• _Aim of the task_
Every line below that contains "completo" is to be copied.

[Dataset rows for apps and sites]
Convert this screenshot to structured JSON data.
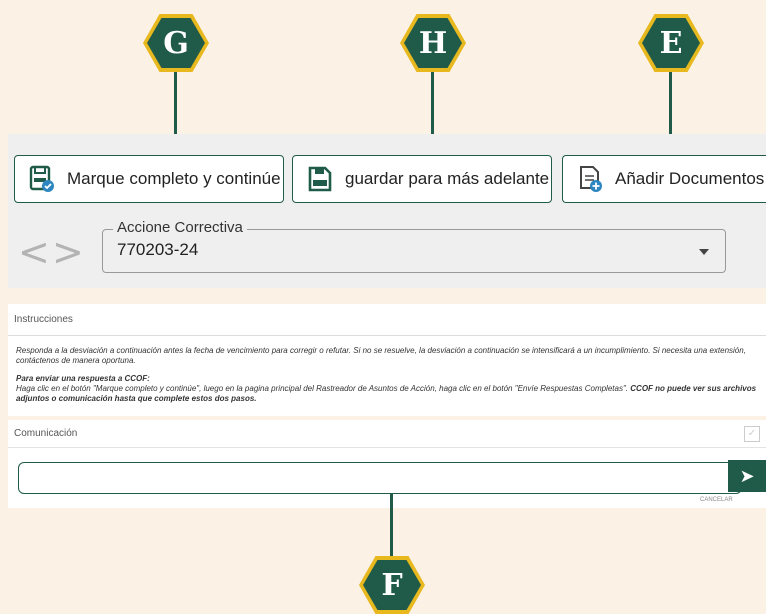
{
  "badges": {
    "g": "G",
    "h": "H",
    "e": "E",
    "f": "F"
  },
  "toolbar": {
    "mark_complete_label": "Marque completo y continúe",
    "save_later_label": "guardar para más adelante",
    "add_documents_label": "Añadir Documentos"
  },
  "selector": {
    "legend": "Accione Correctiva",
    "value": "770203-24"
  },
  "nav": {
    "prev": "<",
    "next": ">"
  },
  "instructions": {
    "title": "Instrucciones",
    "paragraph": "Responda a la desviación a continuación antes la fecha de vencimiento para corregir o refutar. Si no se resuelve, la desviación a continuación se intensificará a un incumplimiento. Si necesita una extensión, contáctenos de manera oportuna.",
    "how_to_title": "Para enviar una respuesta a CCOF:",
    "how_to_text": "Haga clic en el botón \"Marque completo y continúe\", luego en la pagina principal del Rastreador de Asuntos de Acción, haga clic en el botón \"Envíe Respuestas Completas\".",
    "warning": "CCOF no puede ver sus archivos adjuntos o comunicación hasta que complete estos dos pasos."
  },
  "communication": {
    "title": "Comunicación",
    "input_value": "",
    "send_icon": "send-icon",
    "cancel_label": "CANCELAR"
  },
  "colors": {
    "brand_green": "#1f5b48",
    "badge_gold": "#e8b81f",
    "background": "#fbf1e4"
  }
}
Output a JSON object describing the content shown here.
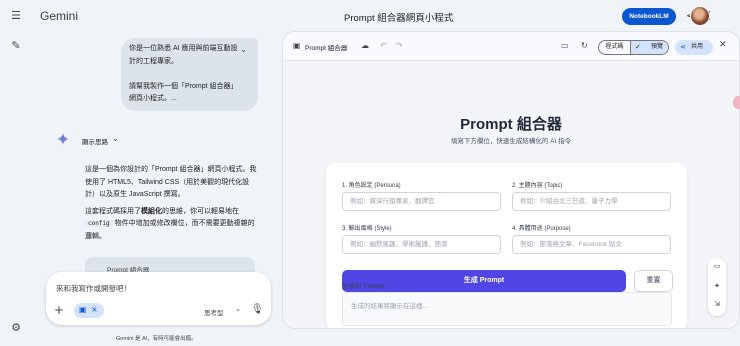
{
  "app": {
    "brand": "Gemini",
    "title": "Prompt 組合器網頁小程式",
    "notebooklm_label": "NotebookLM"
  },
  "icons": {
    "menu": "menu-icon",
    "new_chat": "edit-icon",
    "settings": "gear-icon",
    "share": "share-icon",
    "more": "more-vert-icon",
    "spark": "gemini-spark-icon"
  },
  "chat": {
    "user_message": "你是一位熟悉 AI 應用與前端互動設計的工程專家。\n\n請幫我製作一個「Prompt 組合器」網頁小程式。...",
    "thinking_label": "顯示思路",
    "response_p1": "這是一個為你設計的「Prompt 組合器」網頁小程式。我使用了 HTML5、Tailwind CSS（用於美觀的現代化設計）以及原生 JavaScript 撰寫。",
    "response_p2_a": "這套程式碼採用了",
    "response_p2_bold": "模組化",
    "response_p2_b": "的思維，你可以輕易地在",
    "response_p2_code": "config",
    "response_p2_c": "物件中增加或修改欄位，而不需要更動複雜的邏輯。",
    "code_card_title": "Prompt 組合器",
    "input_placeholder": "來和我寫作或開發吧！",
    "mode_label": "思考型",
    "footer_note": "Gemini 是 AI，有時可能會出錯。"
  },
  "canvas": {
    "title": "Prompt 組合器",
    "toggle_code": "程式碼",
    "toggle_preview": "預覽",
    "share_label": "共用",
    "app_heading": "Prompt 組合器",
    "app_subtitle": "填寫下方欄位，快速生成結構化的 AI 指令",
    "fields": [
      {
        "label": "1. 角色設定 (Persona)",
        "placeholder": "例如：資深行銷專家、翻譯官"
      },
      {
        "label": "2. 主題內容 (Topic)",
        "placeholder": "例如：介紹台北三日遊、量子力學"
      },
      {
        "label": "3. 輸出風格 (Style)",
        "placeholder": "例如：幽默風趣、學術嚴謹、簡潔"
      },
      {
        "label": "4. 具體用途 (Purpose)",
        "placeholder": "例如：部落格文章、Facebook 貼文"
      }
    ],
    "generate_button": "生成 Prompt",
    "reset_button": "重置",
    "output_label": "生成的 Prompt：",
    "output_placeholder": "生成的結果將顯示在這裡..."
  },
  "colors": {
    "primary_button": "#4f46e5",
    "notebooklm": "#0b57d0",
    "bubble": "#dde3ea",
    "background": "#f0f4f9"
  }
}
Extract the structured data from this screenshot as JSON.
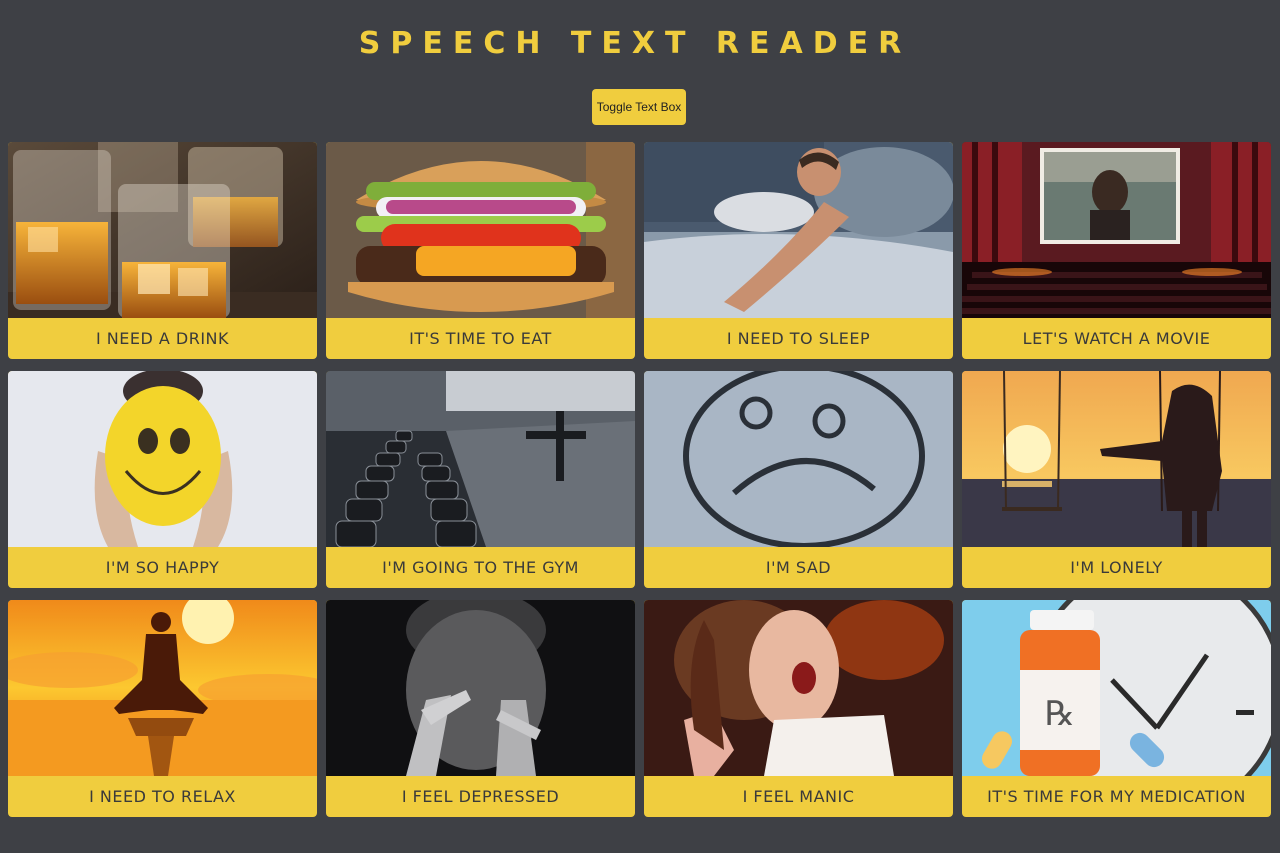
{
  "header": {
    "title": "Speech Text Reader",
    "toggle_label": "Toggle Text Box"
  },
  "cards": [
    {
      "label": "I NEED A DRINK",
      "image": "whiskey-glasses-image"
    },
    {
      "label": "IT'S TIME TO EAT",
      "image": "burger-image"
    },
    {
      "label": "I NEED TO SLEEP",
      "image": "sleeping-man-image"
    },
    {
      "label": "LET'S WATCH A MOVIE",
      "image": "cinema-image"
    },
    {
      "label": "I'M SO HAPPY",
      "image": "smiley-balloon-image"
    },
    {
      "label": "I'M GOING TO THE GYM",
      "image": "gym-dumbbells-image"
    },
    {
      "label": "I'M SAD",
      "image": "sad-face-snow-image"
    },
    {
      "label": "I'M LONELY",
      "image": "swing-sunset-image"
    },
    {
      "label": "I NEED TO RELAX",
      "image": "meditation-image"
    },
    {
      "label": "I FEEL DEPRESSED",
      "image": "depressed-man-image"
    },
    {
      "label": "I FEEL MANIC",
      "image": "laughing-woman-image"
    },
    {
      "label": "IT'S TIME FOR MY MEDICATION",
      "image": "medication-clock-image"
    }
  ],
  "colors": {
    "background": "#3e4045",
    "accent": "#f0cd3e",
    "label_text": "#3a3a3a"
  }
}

• _Solution to the exercise_
    "mark_complete_label": "Marque completo y continúe",
    "how_to_text": "Haga clic en el botón \"Marque completo y continúe\", luego en la pagina principal del Rastreador de Asuntos de Acción, haga clic en el botón \"Envíe Respuestas Completas\".",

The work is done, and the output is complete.